The Root of the Behavior
When a dog has a reactive response to something, we begin to draw parallels, and we often make tremendous leaps in logic. We wonder if our dog will lunge and bark aggressively at a child on a bicycle, would he actually bite a child if given opportunity? Would the dog that races up and down the fence in your yard kill the little dog attempting to bite him through the fence if given the chance? We imagine the worst possible scenarios in our minds, and we torture ourselves because we love Fido, but at the same time, we feel responsible to keep him and the people we encounter safe. Reactive behavior calls into question our ability to do that. The truth is, we often overthink this. Reactive behavior is quite normal in canines. We must remember first and foremost that canines lived in the wild before cohabiting with man. We have taken an animal intended for a life of survival of the fittest and attempted to turn him into a glorified house pet expected to follow and obey even the subtlest of our household rules, and all of this without a road map; without the ability to speak to communicate his own needs and desires. We expect a lot from our dogs. Sometimes, living in harmony in the domesticated world is very hard for our dogs, and at these times, we see reactivity emerge. Many people mistake reactivity for aggression. Though they can look the same, they are quite different beasts. Reactive behavior is a negative response to something that causes fear, anxiety, or stress in our dogs. When your dog displays reactive behavior, his goal is singular. He wants whatever it is that is causing him to feel ill at ease to GET AWAY.
So, if reactivity is not necessarily linked to a poor temperament, what causes some dogs to be reactive while others are not? There are many different factors that could be at play in producing a dog who is more likely to respond reactively to various upsetting stimuli. In general, researchers agree that genetics play a large part. If Momma or Poppa was a reactive dog, Junior will likely exhibit this behavior as well. Why? The canine temperament is greatly affected by genetics, but it is also shaped by observation. During a dog's first twelve weeks of life when the most critical socialization is being done, your dog is learning how to relate to his world by observing the other dogs around him. That combined with his genetics will lay the foundation for who your dog will become and how he will respond to future events. This is why it cannot be overstated that a puppy should only be exposed to things that are safe, and that will build positive experiences for him. During peak fear periods, even one negative incident can have a lifelong impact on a dog and his ability to respond appropriately to his world.
Encouraging the Behavior
Hormones also can affect reactivity. A normally happy, well-adjusted male dog can have a seemingly extreme reaction to another male dog approaching a female in his home that is in heat. So too can a gentle-natured, loving female dog suddenly snap at a male dog that tries to mount her or even a female that tries to come near her young. It is an instinctive hormonal response instilled in our dogs for their protection. Sometimes reactivity can be a working out of pent-up frustration. This is often seen in leash reactivity. You take Fido for a long-anticipated walk, and you see a dog coming towards you on the horizon.
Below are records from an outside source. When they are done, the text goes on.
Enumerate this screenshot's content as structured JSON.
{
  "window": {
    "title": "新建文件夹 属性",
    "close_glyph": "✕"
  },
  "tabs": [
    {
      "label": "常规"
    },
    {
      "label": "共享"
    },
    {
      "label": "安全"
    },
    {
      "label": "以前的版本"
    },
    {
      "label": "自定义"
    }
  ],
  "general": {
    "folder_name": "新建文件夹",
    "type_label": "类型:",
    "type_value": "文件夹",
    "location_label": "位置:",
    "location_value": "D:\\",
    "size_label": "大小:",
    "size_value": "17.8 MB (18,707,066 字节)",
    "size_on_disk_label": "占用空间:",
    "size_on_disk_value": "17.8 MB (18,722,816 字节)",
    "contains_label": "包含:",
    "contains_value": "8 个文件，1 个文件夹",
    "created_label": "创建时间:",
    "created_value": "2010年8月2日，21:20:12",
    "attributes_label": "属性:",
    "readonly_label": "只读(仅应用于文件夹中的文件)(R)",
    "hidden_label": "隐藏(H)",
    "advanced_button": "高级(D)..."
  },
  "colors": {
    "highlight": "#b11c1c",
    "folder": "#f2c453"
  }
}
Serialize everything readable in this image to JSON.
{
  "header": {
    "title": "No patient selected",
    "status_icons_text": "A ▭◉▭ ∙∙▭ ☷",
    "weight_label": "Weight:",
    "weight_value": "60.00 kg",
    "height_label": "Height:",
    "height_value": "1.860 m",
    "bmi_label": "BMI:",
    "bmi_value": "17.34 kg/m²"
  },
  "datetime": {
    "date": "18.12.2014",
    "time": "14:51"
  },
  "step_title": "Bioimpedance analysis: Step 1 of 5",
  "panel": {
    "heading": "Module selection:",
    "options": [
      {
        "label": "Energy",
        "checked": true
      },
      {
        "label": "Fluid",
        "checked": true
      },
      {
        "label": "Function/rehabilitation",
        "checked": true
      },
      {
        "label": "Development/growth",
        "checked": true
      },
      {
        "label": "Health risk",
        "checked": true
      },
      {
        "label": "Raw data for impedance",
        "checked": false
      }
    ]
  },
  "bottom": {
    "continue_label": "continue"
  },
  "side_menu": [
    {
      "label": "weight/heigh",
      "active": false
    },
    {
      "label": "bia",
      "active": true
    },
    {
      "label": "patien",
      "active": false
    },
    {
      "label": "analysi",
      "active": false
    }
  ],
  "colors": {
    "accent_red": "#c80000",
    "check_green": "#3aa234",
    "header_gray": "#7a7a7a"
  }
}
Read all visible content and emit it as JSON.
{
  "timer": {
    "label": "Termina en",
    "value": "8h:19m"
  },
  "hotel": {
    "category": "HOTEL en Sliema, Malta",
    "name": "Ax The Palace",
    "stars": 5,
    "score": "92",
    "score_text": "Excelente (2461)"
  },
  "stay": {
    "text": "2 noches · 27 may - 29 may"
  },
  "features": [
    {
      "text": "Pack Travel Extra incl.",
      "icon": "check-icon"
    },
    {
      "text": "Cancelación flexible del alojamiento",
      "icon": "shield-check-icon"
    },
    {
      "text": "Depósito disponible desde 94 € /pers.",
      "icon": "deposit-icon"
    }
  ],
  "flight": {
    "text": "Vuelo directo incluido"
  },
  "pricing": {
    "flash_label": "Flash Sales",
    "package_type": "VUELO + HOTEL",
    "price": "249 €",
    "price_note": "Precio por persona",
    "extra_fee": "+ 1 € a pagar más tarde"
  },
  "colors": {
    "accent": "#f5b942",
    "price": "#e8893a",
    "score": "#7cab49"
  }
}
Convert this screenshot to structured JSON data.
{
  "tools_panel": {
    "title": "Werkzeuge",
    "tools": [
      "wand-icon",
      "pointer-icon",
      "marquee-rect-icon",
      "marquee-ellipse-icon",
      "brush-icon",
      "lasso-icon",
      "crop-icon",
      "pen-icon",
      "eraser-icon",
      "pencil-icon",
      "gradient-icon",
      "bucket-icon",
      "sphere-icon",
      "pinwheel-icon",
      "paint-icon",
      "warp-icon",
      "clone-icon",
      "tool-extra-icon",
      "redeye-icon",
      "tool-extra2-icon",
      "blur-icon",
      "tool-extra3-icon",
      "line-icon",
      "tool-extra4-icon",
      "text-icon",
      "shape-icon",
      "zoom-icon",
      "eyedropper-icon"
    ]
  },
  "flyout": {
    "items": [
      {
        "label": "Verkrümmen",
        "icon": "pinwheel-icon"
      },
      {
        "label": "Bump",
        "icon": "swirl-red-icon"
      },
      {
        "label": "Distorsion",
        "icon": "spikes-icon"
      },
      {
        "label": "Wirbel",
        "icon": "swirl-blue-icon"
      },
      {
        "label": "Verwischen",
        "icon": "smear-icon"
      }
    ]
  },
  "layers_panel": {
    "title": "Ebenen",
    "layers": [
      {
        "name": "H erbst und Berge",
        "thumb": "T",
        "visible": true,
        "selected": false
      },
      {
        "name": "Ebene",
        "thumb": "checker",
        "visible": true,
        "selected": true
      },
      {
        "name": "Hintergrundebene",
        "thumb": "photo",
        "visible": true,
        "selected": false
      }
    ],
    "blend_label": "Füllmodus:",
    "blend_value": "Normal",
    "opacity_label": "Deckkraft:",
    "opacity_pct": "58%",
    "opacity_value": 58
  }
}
Fido's tail slowly begins to wag, his eyes get a little glassy, and his panting is more labored. He's excited! Yet, as the dog gets nearer and nearer, he lunges on his lead, begins to whine, and even bark a little. By the time the dog is nearby, Fido's excitement appears to have turned a corner into a darker zone. He's pulling you strongly towards the other dog, and you're not sure that you can hold him back much longer. Suddenly, there is an explosion of loud, aggressive-sounding barking, and you know you have to get you and Fido out of the situation as quickly as you can.
What just happened? Fido's excitement crossed the threshold into overexcitement and without the tools to properly calm himself, he gave in to a reactive response to provide an important release. Overarousal can very quickly turn into aggressive behavior if not interrupted and redirected when given preliminary signs. This is exceptionally dangerous, and care must be taken to never allow your dog to remain in this state for long. The results can be disastrous and permanent. All it takes is one unfortunate incident to scar a dog for life.
Other Solutions and Considerations
Reactivity is never something to be taken lightly. There are two routes for addressing the problem. The first is management. Management involves removing the items that are triggers from your dog's daily routine. This is an effective strategy except you cannot control everything that comes into Fido's life. Life is full of surprises, and unfortunately, when it comes to reactive dogs, they are not always pleasant. Management is important, but we must always remember that even the best-laid plans will sometimes fail. Management alone will not be a powerful enough tool to assist with rehabilitating a reactive dog. The second approach is training. Training must be coupled with management in order to be the most effective. The best outcomes are achieved through redirection, counterconditioning, and desensitization. All of these techniques take time and a great deal of patience, but it is critical for our dogs to learn new and more acceptable methods of coping with their emotions. During the course of training, you will experience progress and then setbacks. It is a long road to rehabilitation, and it should never be attempted alone. If you have a reactive dog on your hands, it is critical that you consult a reputable behavior modification trainer with expertise in dealing with reactive dogs to assist you on your journey. Your dog's well-being and safety are at stake. There is hope, but you need help. This is not something that you can or should do alone.